Bullitt Foundation Board Member Honored for Lifetime Achievements
The International Cosmos Prize has been awarded to Estella Leopold.
The International Cosmos Prize has been awarded to Estella Leopold, a University of Washington professor emeritus of botany, forest resources, and quaternary research. The prize, established to honor those who further the "harmonious coexistence between nature and mankind," carries a cash award of 40 million yen, nearly $500,000. It is awarded to just one individual or team each year, according information from Japan's Expo '90 Foundation, sponsor of the prize.
Leopold, 83, has been teaching and conducting research for more than 60 years, 35 of them at the UW. She pioneered the use of fossilized pollen and spores in North America to understand how plants and ecosystems respond over eons to such things as climate change.

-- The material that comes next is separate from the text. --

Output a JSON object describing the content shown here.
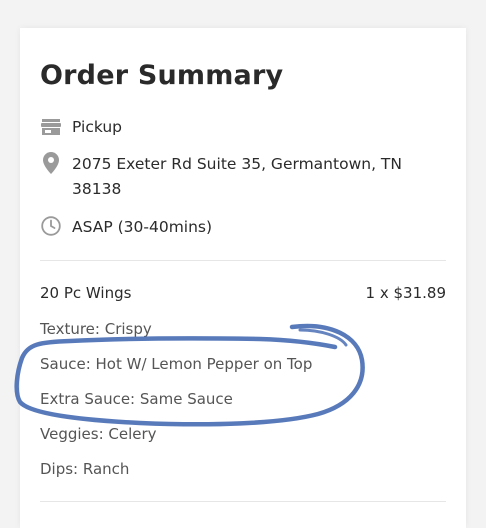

Estella Leopold "has dedicated herself to the preservation and stewardship of natural landscapes," the prize committee wrote. For example:
- After Mount St. Helens' 1980 eruption, Leopold was among those urging Congress to halt Bureau of Land Management plans to plant seemingly lifeless areas with non-native grasses and instead leave the land alone. The result: the Forest Service's first national monument, a place where scientists had access to a natural laboratory to study landscape recovery. "The U.S. Forest Service has done a great job in protecting a huge area in the center of the monument for pure research, keeping everyone strictly on the foot trails so the regrowth of native grasses and flowers is taking place so beautifully," Leopold says.
- She was one of those who kept the Department of Interior from flooding the lower part of the Grand Canyon in the mid-1960s. "It was a national park!" she said, still steamed at the idea. "Once it is a national park, we have an ethical obligation to maintain it."
- She marshaled support to gain national monument status for Colorado's Florissant fossil beds that contain 35-million-year-old remains of plants, fish, birds and some of the earliest known fossils of butterflies. The beds were on the brink of destruction by real estate developers when, with bulldozers on the site, Leopold and a small group of activists obtained a court injunction to stop development so there was time to seek protection.
The International Cosmos Prize is administered by the Expo '90 Foundation, a Japanese organization that honors "Those who have, through their work, applied and realized the ideals which the Foundation strives to preserve how ... we as human beings can truly respect and live in harmony with nature." Asked how she thinks mankind is doing in that respect, Leopold talked about children.
"There's a subculture of birders, of people who love nature, and many of them probably grew up like myself. I was raised outdoors. You'd go out to play, get on your bike and just go everywhere - out all day. But kids now are more restricted. How are they going to learn to love nature and to protect it?"
She will use part of her cash award on equipment for her lab at the UW. The rest will go to the Leopold Foundation, named for her father, Aldo Leopold, author of the classic, "A Sand County Almanac," and the first to propose a "land ethic" that believes individuals are responsible for the health of the land.
Leopold's research concerns climate and plant species change during the last 50 million years. At sites where sediments and ash from volcanic eruptions have fossilized plant material in the soils, Leopold looks for ancient grains of pollen and spores for clues of what used to grow where. Pollen grains, she discovered, can be present even if leaves and other plant materials have decayed.
At the fossil beds in Colorado, for instance, pollen provides evidence for a far greater variety of plants than revealed by the leaves alone. At a site near Hanford in eastern Washington, no plant material other than pollen has been preserved. There, in soil cores dating back 5 million years, pollens provide evidence that cypress-type swamps were once present. Like those in southern Florida today, the kinds of plants present would have needed almost tropical temperatures and 40 inches of water a year. Today Hanford receives less than seven inches of rain.
"Ancient floras were richer than we have at Hanford today and climate change wiped them out," Leopold says. "If there's a lesson from that today, it would be that it's a shame to be losing more species at the hand of man."